What is needed is an exact copy of the entries below, with every picture left out.

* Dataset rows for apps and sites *
◆ ◆ ◆ ◆

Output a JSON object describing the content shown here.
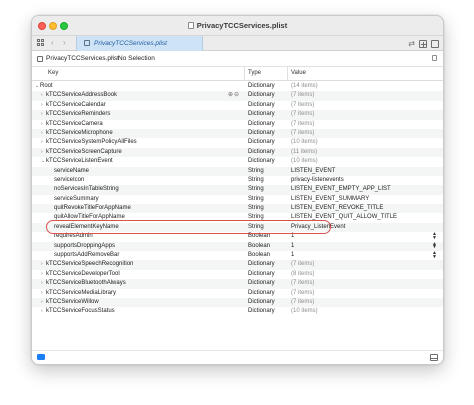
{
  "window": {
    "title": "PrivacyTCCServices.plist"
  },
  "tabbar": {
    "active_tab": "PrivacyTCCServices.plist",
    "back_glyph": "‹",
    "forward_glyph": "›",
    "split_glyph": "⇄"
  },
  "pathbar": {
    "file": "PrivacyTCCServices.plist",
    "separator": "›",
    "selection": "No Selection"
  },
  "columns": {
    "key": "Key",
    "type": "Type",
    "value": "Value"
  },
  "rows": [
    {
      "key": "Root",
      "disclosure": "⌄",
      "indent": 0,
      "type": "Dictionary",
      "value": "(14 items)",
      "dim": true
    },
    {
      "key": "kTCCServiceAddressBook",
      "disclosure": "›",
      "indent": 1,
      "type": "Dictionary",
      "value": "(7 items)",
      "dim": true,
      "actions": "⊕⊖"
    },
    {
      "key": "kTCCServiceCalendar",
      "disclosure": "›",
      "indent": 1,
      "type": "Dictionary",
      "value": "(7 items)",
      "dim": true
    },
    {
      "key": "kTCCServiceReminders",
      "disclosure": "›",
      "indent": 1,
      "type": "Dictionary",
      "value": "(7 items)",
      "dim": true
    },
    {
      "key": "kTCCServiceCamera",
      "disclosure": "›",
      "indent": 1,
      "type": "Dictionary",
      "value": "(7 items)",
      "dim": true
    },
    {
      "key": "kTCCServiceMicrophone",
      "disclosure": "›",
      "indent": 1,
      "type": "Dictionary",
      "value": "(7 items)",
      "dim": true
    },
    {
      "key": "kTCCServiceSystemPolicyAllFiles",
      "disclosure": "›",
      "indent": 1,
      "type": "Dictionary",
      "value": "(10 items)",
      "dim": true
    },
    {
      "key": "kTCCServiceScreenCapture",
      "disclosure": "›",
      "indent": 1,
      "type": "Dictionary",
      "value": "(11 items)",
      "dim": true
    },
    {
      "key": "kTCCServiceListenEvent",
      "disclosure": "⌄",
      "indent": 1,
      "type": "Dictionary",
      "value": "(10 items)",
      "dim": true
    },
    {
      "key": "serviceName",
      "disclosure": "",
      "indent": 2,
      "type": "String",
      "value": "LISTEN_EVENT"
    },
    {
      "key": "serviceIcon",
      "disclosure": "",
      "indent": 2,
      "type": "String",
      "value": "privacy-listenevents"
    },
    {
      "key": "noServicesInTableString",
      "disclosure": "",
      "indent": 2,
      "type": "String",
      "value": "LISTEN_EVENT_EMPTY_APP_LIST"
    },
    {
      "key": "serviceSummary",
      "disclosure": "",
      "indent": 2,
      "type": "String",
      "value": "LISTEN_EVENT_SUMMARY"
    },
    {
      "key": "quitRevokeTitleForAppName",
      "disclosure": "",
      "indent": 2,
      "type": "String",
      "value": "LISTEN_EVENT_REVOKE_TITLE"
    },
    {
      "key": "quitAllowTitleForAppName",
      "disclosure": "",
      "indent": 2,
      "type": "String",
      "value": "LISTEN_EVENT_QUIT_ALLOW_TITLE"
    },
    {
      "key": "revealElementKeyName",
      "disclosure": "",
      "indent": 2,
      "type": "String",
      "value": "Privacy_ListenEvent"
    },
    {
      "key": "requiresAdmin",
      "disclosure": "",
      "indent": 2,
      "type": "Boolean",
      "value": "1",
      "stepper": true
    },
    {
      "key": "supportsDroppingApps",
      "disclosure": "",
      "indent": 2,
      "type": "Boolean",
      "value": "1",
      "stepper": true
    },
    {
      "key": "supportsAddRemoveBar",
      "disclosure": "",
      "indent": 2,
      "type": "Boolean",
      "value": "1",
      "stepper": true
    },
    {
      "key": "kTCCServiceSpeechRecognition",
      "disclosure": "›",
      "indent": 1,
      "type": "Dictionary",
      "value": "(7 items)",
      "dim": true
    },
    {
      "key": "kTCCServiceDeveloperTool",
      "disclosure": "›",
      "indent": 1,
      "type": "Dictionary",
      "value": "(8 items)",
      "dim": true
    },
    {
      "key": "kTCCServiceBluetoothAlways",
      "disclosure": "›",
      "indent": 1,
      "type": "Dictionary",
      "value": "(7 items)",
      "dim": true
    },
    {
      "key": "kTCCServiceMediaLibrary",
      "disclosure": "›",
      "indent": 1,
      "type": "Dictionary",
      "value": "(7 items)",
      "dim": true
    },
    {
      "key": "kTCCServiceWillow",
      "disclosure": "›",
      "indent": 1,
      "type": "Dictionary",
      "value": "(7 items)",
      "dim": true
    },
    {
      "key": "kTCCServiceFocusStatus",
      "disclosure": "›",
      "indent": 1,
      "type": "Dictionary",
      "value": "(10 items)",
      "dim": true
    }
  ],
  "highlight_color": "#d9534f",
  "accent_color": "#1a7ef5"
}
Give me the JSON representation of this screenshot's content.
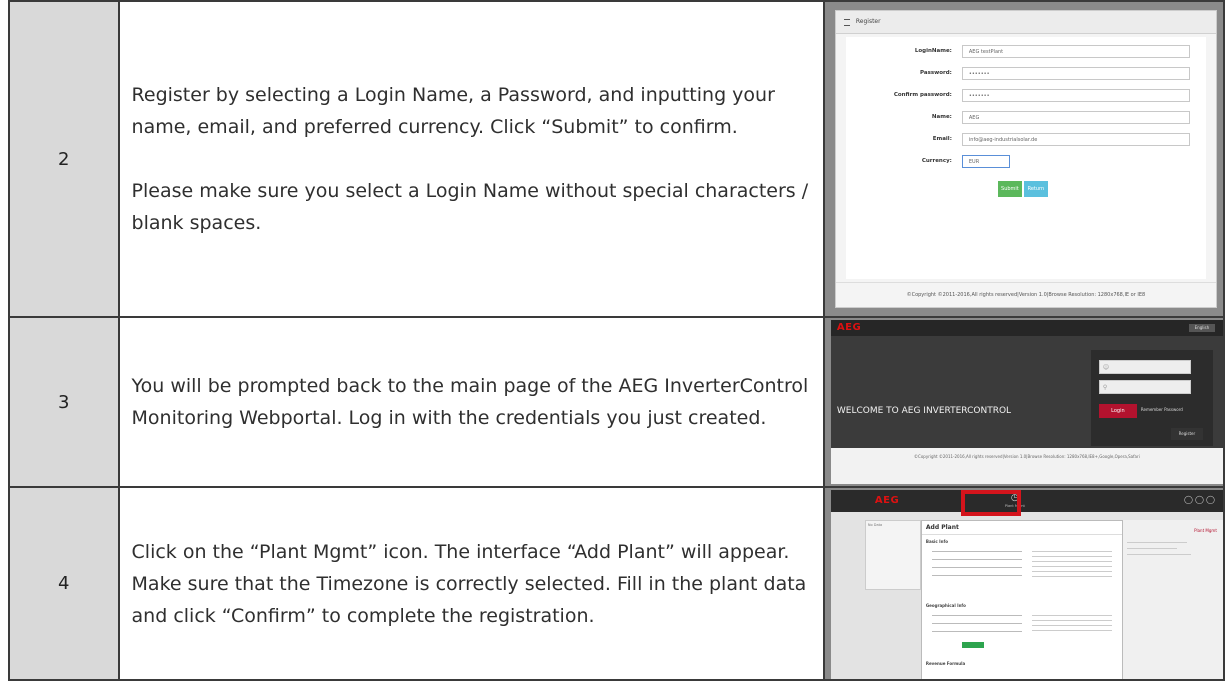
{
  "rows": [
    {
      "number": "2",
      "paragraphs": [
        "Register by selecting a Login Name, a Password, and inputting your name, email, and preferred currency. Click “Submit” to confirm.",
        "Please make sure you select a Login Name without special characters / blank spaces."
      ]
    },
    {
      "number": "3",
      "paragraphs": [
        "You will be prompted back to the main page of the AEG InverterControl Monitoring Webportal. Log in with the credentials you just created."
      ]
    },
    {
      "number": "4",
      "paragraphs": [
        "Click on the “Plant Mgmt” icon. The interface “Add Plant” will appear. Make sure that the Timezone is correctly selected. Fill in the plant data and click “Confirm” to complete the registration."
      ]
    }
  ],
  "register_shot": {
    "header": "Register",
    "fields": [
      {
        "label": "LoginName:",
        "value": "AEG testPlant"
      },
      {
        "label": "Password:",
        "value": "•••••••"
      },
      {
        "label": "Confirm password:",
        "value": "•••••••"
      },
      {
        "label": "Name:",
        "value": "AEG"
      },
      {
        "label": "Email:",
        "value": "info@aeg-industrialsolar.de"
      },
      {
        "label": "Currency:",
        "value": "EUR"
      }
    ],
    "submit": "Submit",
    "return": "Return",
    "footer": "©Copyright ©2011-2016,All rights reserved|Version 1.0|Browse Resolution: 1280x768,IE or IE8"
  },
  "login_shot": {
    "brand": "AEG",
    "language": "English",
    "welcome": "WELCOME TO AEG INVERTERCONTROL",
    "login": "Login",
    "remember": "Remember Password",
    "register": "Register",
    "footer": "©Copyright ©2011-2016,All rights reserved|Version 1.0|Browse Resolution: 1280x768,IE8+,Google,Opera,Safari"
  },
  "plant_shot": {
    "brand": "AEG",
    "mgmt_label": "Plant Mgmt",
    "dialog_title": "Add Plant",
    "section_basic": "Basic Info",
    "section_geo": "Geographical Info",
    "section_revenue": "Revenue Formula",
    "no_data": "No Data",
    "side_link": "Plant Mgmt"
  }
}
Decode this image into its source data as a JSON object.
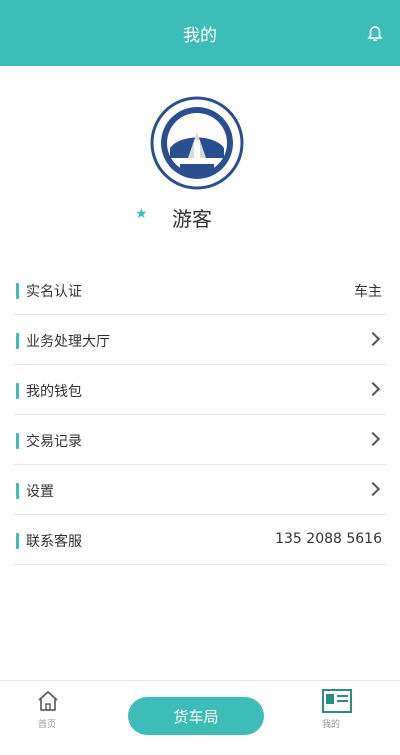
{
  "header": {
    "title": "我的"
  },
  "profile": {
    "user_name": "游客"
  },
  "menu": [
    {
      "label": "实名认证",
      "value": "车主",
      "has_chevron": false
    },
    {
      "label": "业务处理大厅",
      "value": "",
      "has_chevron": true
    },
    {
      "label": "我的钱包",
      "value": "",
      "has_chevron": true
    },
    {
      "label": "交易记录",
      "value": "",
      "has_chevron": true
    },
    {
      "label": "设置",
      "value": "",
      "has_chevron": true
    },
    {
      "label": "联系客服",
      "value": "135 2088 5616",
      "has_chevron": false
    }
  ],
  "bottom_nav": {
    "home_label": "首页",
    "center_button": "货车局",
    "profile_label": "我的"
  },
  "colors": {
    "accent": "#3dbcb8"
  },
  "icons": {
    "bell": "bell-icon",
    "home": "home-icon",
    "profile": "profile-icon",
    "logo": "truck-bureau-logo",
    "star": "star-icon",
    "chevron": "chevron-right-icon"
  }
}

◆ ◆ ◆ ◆

* RESPONSE AREA *
Output a JSON object describing the content shown here.
{
  "window": {
    "title": "PrivacyTCCServices.plist"
  },
  "tabbar": {
    "active_tab": "PrivacyTCCServices.plist",
    "back_glyph": "‹",
    "forward_glyph": "›",
    "split_glyph": "⇄"
  },
  "pathbar": {
    "file": "PrivacyTCCServices.plist",
    "separator": "›",
    "selection": "No Selection"
  },
  "columns": {
    "key": "Key",
    "type": "Type",
    "value": "Value"
  },
  "rows": [
    {
      "key": "Root",
      "disclosure": "⌄",
      "indent": 0,
      "type": "Dictionary",
      "value": "(14 items)",
      "dim": true
    },
    {
      "key": "kTCCServiceAddressBook",
      "disclosure": "›",
      "indent": 1,
      "type": "Dictionary",
      "value": "(7 items)",
      "dim": true,
      "actions": "⊕⊖"
    },
    {
      "key": "kTCCServiceCalendar",
      "disclosure": "›",
      "indent": 1,
      "type": "Dictionary",
      "value": "(7 items)",
      "dim": true
    },
    {
      "key": "kTCCServiceReminders",
      "disclosure": "›",
      "indent": 1,
      "type": "Dictionary",
      "value": "(7 items)",
      "dim": true
    },
    {
      "key": "kTCCServiceCamera",
      "disclosure": "›",
      "indent": 1,
      "type": "Dictionary",
      "value": "(7 items)",
      "dim": true
    },
    {
      "key": "kTCCServiceMicrophone",
      "disclosure": "›",
      "indent": 1,
      "type": "Dictionary",
      "value": "(7 items)",
      "dim": true
    },
    {
      "key": "kTCCServiceSystemPolicyAllFiles",
      "disclosure": "›",
      "indent": 1,
      "type": "Dictionary",
      "value": "(10 items)",
      "dim": true
    },
    {
      "key": "kTCCServiceScreenCapture",
      "disclosure": "›",
      "indent": 1,
      "type": "Dictionary",
      "value": "(11 items)",
      "dim": true
    },
    {
      "key": "kTCCServiceListenEvent",
      "disclosure": "⌄",
      "indent": 1,
      "type": "Dictionary",
      "value": "(10 items)",
      "dim": true
    },
    {
      "key": "serviceName",
      "disclosure": "",
      "indent": 2,
      "type": "String",
      "value": "LISTEN_EVENT"
    },
    {
      "key": "serviceIcon",
      "disclosure": "",
      "indent": 2,
      "type": "String",
      "value": "privacy-listenevents"
    },
    {
      "key": "noServicesInTableString",
      "disclosure": "",
      "indent": 2,
      "type": "String",
      "value": "LISTEN_EVENT_EMPTY_APP_LIST"
    },
    {
      "key": "serviceSummary",
      "disclosure": "",
      "indent": 2,
      "type": "String",
      "value": "LISTEN_EVENT_SUMMARY"
    },
    {
      "key": "quitRevokeTitleForAppName",
      "disclosure": "",
      "indent": 2,
      "type": "String",
      "value": "LISTEN_EVENT_REVOKE_TITLE"
    },
    {
      "key": "quitAllowTitleForAppName",
      "disclosure": "",
      "indent": 2,
      "type": "String",
      "value": "LISTEN_EVENT_QUIT_ALLOW_TITLE"
    },
    {
      "key": "revealElementKeyName",
      "disclosure": "",
      "indent": 2,
      "type": "String",
      "value": "Privacy_ListenEvent"
    },
    {
      "key": "requiresAdmin",
      "disclosure": "",
      "indent": 2,
      "type": "Boolean",
      "value": "1",
      "stepper": true
    },
    {
      "key": "supportsDroppingApps",
      "disclosure": "",
      "indent": 2,
      "type": "Boolean",
      "value": "1",
      "stepper": true
    },
    {
      "key": "supportsAddRemoveBar",
      "disclosure": "",
      "indent": 2,
      "type": "Boolean",
      "value": "1",
      "stepper": true
    },
    {
      "key": "kTCCServiceSpeechRecognition",
      "disclosure": "›",
      "indent": 1,
      "type": "Dictionary",
      "value": "(7 items)",
      "dim": true
    },
    {
      "key": "kTCCServiceDeveloperTool",
      "disclosure": "›",
      "indent": 1,
      "type": "Dictionary",
      "value": "(8 items)",
      "dim": true
    },
    {
      "key": "kTCCServiceBluetoothAlways",
      "disclosure": "›",
      "indent": 1,
      "type": "Dictionary",
      "value": "(7 items)",
      "dim": true
    },
    {
      "key": "kTCCServiceMediaLibrary",
      "disclosure": "›",
      "indent": 1,
      "type": "Dictionary",
      "value": "(7 items)",
      "dim": true
    },
    {
      "key": "kTCCServiceWillow",
      "disclosure": "›",
      "indent": 1,
      "type": "Dictionary",
      "value": "(7 items)",
      "dim": true
    },
    {
      "key": "kTCCServiceFocusStatus",
      "disclosure": "›",
      "indent": 1,
      "type": "Dictionary",
      "value": "(10 items)",
      "dim": true
    }
  ],
  "highlight_color": "#d9534f",
  "accent_color": "#1a7ef5"
}
Give me the JSON representation of this screenshot's content.
{
  "rows": [
    {
      "number": "2",
      "paragraphs": [
        "Register by selecting a Login Name, a Password, and inputting your name, email, and preferred currency. Click “Submit” to confirm.",
        "Please make sure you select a Login Name without special characters / blank spaces."
      ]
    },
    {
      "number": "3",
      "paragraphs": [
        "You will be prompted back to the main page of the AEG InverterControl Monitoring Webportal. Log in with the credentials you just created."
      ]
    },
    {
      "number": "4",
      "paragraphs": [
        "Click on the “Plant Mgmt” icon. The interface “Add Plant” will appear. Make sure that the Timezone is correctly selected. Fill in the plant data and click “Confirm” to complete the registration."
      ]
    }
  ],
  "register_shot": {
    "header": "Register",
    "fields": [
      {
        "label": "LoginName:",
        "value": "AEG testPlant"
      },
      {
        "label": "Password:",
        "value": "•••••••"
      },
      {
        "label": "Confirm password:",
        "value": "•••••••"
      },
      {
        "label": "Name:",
        "value": "AEG"
      },
      {
        "label": "Email:",
        "value": "info@aeg-industrialsolar.de"
      },
      {
        "label": "Currency:",
        "value": "EUR"
      }
    ],
    "submit": "Submit",
    "return": "Return",
    "footer": "©Copyright ©2011-2016,All rights reserved|Version 1.0|Browse Resolution: 1280x768,IE or IE8"
  },
  "login_shot": {
    "brand": "AEG",
    "language": "English",
    "welcome": "WELCOME TO AEG INVERTERCONTROL",
    "login": "Login",
    "remember": "Remember Password",
    "register": "Register",
    "footer": "©Copyright ©2011-2016,All rights reserved|Version 1.0|Browse Resolution: 1280x768,IE8+,Google,Opera,Safari"
  },
  "plant_shot": {
    "brand": "AEG",
    "mgmt_label": "Plant Mgmt",
    "dialog_title": "Add Plant",
    "section_basic": "Basic Info",
    "section_geo": "Geographical Info",
    "section_revenue": "Revenue Formula",
    "no_data": "No Data",
    "side_link": "Plant Mgmt"
  }
}
Decode this image into its source data as a JSON object.
{
  "header": {
    "title": "我的"
  },
  "profile": {
    "user_name": "游客"
  },
  "menu": [
    {
      "label": "实名认证",
      "value": "车主",
      "has_chevron": false
    },
    {
      "label": "业务处理大厅",
      "value": "",
      "has_chevron": true
    },
    {
      "label": "我的钱包",
      "value": "",
      "has_chevron": true
    },
    {
      "label": "交易记录",
      "value": "",
      "has_chevron": true
    },
    {
      "label": "设置",
      "value": "",
      "has_chevron": true
    },
    {
      "label": "联系客服",
      "value": "135 2088 5616",
      "has_chevron": false
    }
  ],
  "bottom_nav": {
    "home_label": "首页",
    "center_button": "货车局",
    "profile_label": "我的"
  },
  "colors": {
    "accent": "#3dbcb8"
  },
  "icons": {
    "bell": "bell-icon",
    "home": "home-icon",
    "profile": "profile-icon",
    "logo": "truck-bureau-logo",
    "star": "star-icon",
    "chevron": "chevron-right-icon"
  }
}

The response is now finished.